Landlord and Tenant

What you need to know

Short Assured Tenancies

Advantages

  • Guaranteed to recover property at end of tenancy if formalities followed.
  • Free to fix own rental in most cases.
  • Free to fix conditions of tenancy.
  • Well established and cost effective procedures.

Essentials For Short Assured Tenancies

  • Must be capable of lasting at least six months.
  • Only for residential property.
  • Required forms MUST be served on tenant before tenancy starts.
  • Required forms to end tenancy MUST be served on tenant in good time before tenancy ends.

Practical Things You Need To Know

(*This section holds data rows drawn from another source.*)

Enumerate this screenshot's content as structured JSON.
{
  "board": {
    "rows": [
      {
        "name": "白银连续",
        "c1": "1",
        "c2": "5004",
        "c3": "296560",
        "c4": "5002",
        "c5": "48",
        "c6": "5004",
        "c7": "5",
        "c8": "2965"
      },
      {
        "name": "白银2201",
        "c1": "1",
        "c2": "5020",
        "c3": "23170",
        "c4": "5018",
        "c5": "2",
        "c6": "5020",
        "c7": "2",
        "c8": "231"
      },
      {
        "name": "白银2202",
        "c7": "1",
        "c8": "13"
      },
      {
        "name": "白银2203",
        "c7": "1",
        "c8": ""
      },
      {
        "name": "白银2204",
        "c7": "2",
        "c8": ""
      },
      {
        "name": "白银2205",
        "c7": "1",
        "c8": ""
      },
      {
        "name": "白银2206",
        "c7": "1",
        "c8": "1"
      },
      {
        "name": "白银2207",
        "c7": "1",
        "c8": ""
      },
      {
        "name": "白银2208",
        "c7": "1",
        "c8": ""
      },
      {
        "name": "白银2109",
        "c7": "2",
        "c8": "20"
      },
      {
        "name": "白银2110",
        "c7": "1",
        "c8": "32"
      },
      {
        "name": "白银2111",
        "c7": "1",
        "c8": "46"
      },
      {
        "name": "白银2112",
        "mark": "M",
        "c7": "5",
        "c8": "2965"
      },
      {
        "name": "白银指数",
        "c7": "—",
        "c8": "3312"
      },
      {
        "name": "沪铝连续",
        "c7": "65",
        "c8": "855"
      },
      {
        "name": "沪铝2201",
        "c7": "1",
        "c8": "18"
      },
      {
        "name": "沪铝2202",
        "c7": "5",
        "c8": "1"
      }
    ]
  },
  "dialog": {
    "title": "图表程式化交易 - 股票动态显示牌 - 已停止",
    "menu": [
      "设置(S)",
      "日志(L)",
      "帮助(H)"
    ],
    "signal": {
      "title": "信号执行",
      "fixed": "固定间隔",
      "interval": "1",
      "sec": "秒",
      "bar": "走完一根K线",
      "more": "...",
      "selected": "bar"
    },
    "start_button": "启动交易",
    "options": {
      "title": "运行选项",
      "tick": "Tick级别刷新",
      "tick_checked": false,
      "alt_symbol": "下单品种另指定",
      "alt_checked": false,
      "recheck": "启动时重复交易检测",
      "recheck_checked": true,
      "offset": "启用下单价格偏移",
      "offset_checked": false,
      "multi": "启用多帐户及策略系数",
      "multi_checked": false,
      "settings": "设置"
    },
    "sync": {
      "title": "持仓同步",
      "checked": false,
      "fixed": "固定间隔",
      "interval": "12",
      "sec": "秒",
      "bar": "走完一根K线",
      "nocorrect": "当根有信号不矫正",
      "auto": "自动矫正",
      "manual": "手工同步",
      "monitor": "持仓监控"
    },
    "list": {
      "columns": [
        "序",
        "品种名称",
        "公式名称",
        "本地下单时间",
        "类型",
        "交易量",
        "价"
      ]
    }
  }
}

  • Rent is taxable depending on your circumstances. Expenses of letting can be tax deductible.
  • Gas central heating and gas fires must be properly checked once a year.
  • Smoke alarms must be wired to mains electricity.
  • All soft furnishings must comply with fire regulations.
  • It is a criminal offence to harass tenant to make tenant leave early.
  • If the property is subject to a mortgage you must obtain your lender's permission before the property is let.
  • You must notify your insurers or cover under your house insurance policy may be void

What Hewats Can Do For You

  • Vet applicants, check references and find you a tenant.
  • Prepare and serve all required forms to start tenancy.
  • Frame comprehensive Tenancy Agreement tailored for each property.
  • Advise you of the pitfalls of letting and ensure your position is protected where possible.
  • Collect rentals, settle bills, engage tradesmen as required and regularly account to you.
  • Serve all required forms to bring tenancy to and end.
  • Recover possession through court procedures if tenant does not remove.

If you have a property you may wish to let and wish further details or a no obligation appraisal and inspection please contact our Property Department at 63 King Street, Castle Douglas (telephone 01556 502946) or email Property Mailbox

This article is published for general guidance only and reflects law and practice at the time of issue and is not a definitive or comprehensive statement of the law.

© Hewats Solicitors 2001